Affiliation: Ecology Department, Earth Sciences Division, Lawrence Berkeley National Laboratory Berkeley, CA, USA.

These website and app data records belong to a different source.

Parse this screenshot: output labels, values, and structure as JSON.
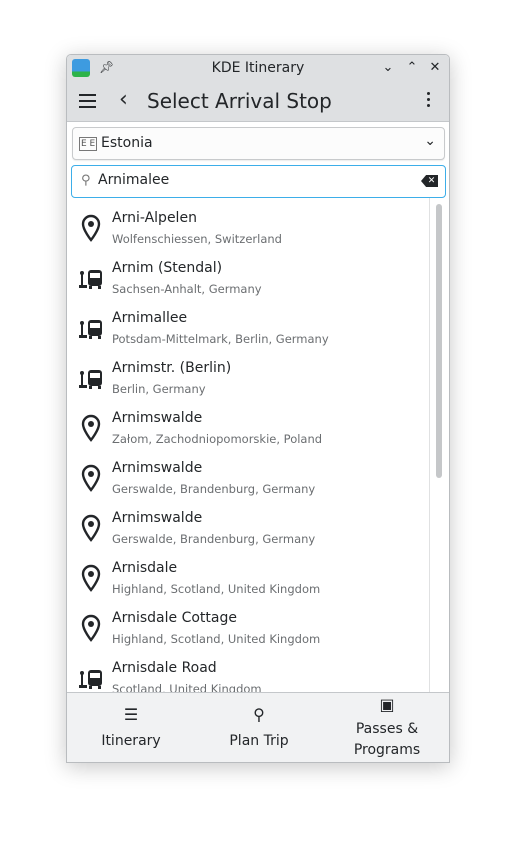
{
  "window": {
    "title": "KDE Itinerary"
  },
  "header": {
    "title": "Select Arrival Stop"
  },
  "country": {
    "value": "Estonia"
  },
  "search": {
    "value": "Arnimalee"
  },
  "results": [
    {
      "name": "Arni-Alpelen",
      "location": "Wolfenschiessen, Switzerland",
      "icon": "location-pin-icon"
    },
    {
      "name": "Arnim (Stendal)",
      "location": "Sachsen-Anhalt, Germany",
      "icon": "bus-stop-icon"
    },
    {
      "name": "Arnimallee",
      "location": "Potsdam-Mittelmark, Berlin, Germany",
      "icon": "bus-stop-icon"
    },
    {
      "name": "Arnimstr. (Berlin)",
      "location": "Berlin, Germany",
      "icon": "bus-stop-icon"
    },
    {
      "name": "Arnimswalde",
      "location": "Załom, Zachodniopomorskie, Poland",
      "icon": "location-pin-icon"
    },
    {
      "name": "Arnimswalde",
      "location": "Gerswalde, Brandenburg, Germany",
      "icon": "location-pin-icon"
    },
    {
      "name": "Arnimswalde",
      "location": "Gerswalde, Brandenburg, Germany",
      "icon": "location-pin-icon"
    },
    {
      "name": "Arnisdale",
      "location": "Highland, Scotland, United Kingdom",
      "icon": "location-pin-icon"
    },
    {
      "name": "Arnisdale Cottage",
      "location": "Highland, Scotland, United Kingdom",
      "icon": "location-pin-icon"
    },
    {
      "name": "Arnisdale Road",
      "location": "Scotland, United Kingdom",
      "icon": "bus-stop-icon"
    }
  ],
  "nav": [
    {
      "label": "Itinerary",
      "icon": "itinerary-list-icon"
    },
    {
      "label": "Plan Trip",
      "icon": "search-icon"
    },
    {
      "label": "Passes & Programs",
      "icon": "wallet-icon"
    }
  ],
  "colors": {
    "accent": "#3daee9",
    "toolbar": "#dee0e2",
    "text": "#232629"
  }
}
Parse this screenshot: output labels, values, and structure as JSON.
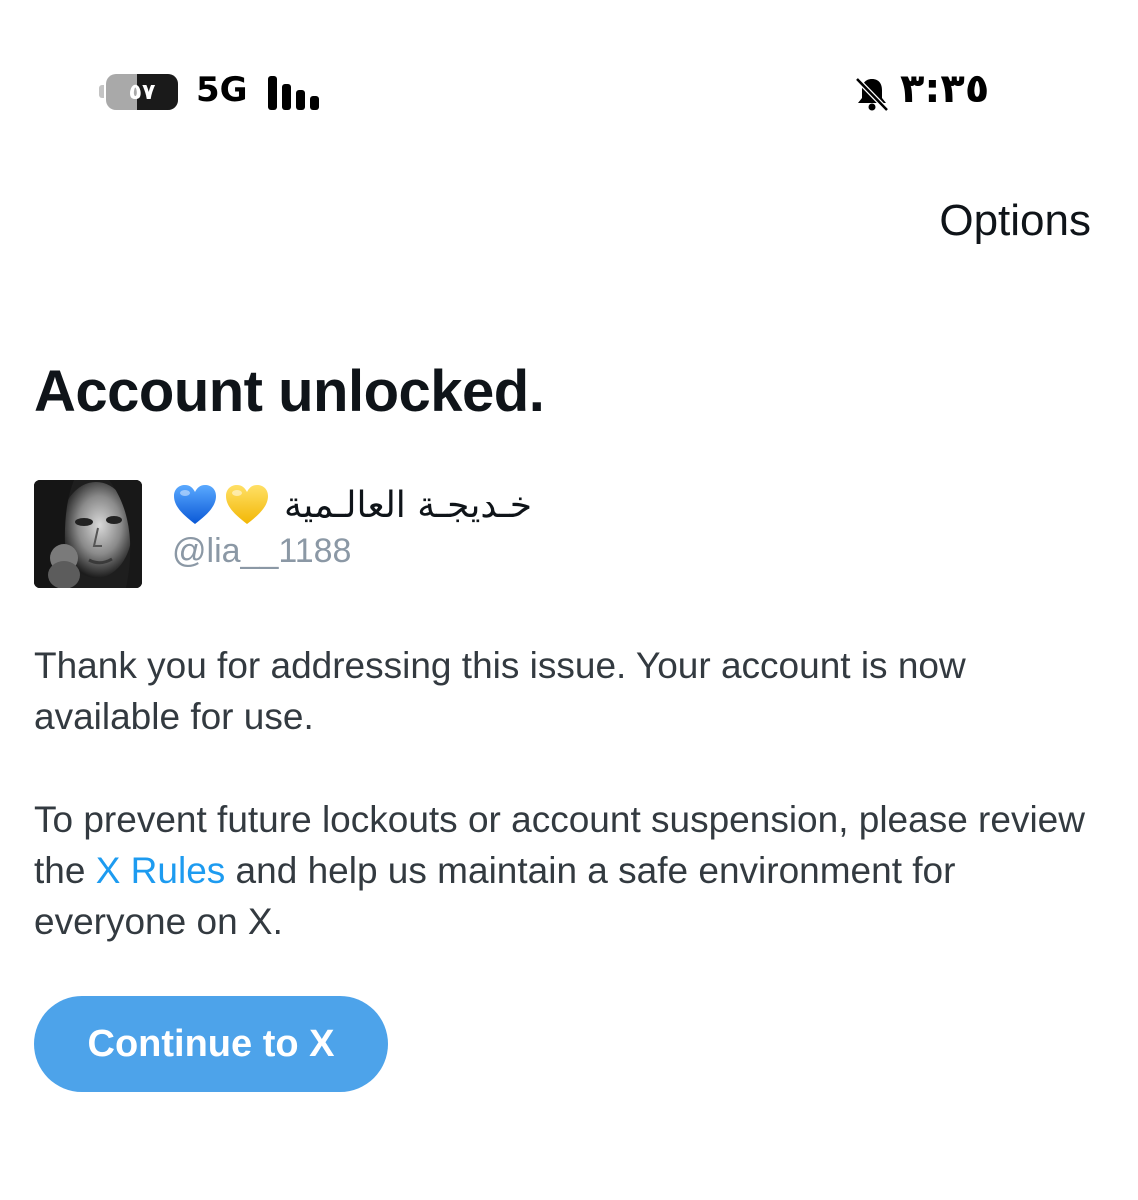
{
  "status_bar": {
    "battery_level": "٥٧",
    "network": "5G",
    "time": "٣:٣٥",
    "silent_icon": "bell-slash-icon"
  },
  "header": {
    "options_label": "Options"
  },
  "main": {
    "title": "Account unlocked.",
    "profile": {
      "display_name": "خـديجـة العالـمية",
      "handle": "@lia__1188",
      "emojis": [
        "blue-heart-icon",
        "yellow-heart-icon"
      ]
    },
    "paragraph1": "Thank you for addressing this issue. Your account is now available for use.",
    "paragraph2": {
      "before": "To prevent future lockouts or account suspension, please review the ",
      "link": "X Rules",
      "after": " and help us maintain a safe environment for everyone on X."
    },
    "continue_label": "Continue to X"
  },
  "colors": {
    "accent": "#1d9bf0",
    "button": "#4da3ea",
    "text": "#0f1419",
    "muted": "#8b98a5"
  }
}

ABSTRACT
Trait-based microbial models show clear promise as tools to represent the diversity and activity of microorganisms across ecosystem gradients. These models parameterize specific traits that determine the relative fitness of an "organism" in a given environment, and represent the complexity of biological systems across temporal and spatial scales. In this study we introduce a microbial community trait-based modeling framework (MicroTrait) focused on nitrification (MicroTrait-N) that represents the ammonia-oxidizing bacteria (AOB) and ammonia-oxidizing archaea (AOA) and nitrite-oxidizing bacteria (NOB) using traits related to enzyme kinetics and physiological properties. We used this model to predict nitrifier diversity, ammonia (NH(3)) oxidation rates, and nitrous oxide (N(2)O) production across pH, temperature, and substrate gradients. Predicted nitrifier diversity was predominantly determined by temperature and substrate availability, the latter was strongly influenced by pH. The model predicted that transient N(2)O production rates are maximized by a decoupling of the AOB and NOB communities, resulting in an accumulation and detoxification of nitrite to N(2)O by AOB. However, cumulative N(2)O production (over 6 month simulations) is maximized in a system where the relationship between AOB and NOB is maintained. When the reactions uncouple, the AOB become unstable and biomass declines rapidly, resulting in decreased NH(3) oxidation and N(2)O production. We evaluated this model against site level chemical datasets from the interior of Alaska and accurately simulated NH(3) oxidation rates and the relative ratio of AOA:AOB biomass. The predicted community structure and activity indicate (a) parameterization of a small number of traits may be sufficient to broadly characterize nitrifying community structure and (b) changing decadal trends in climate and edaphic conditions could impact nitrification rates in ways that are not captured by extant biogeochemical models.

No MeSH data available.


Related in: MedlinePlus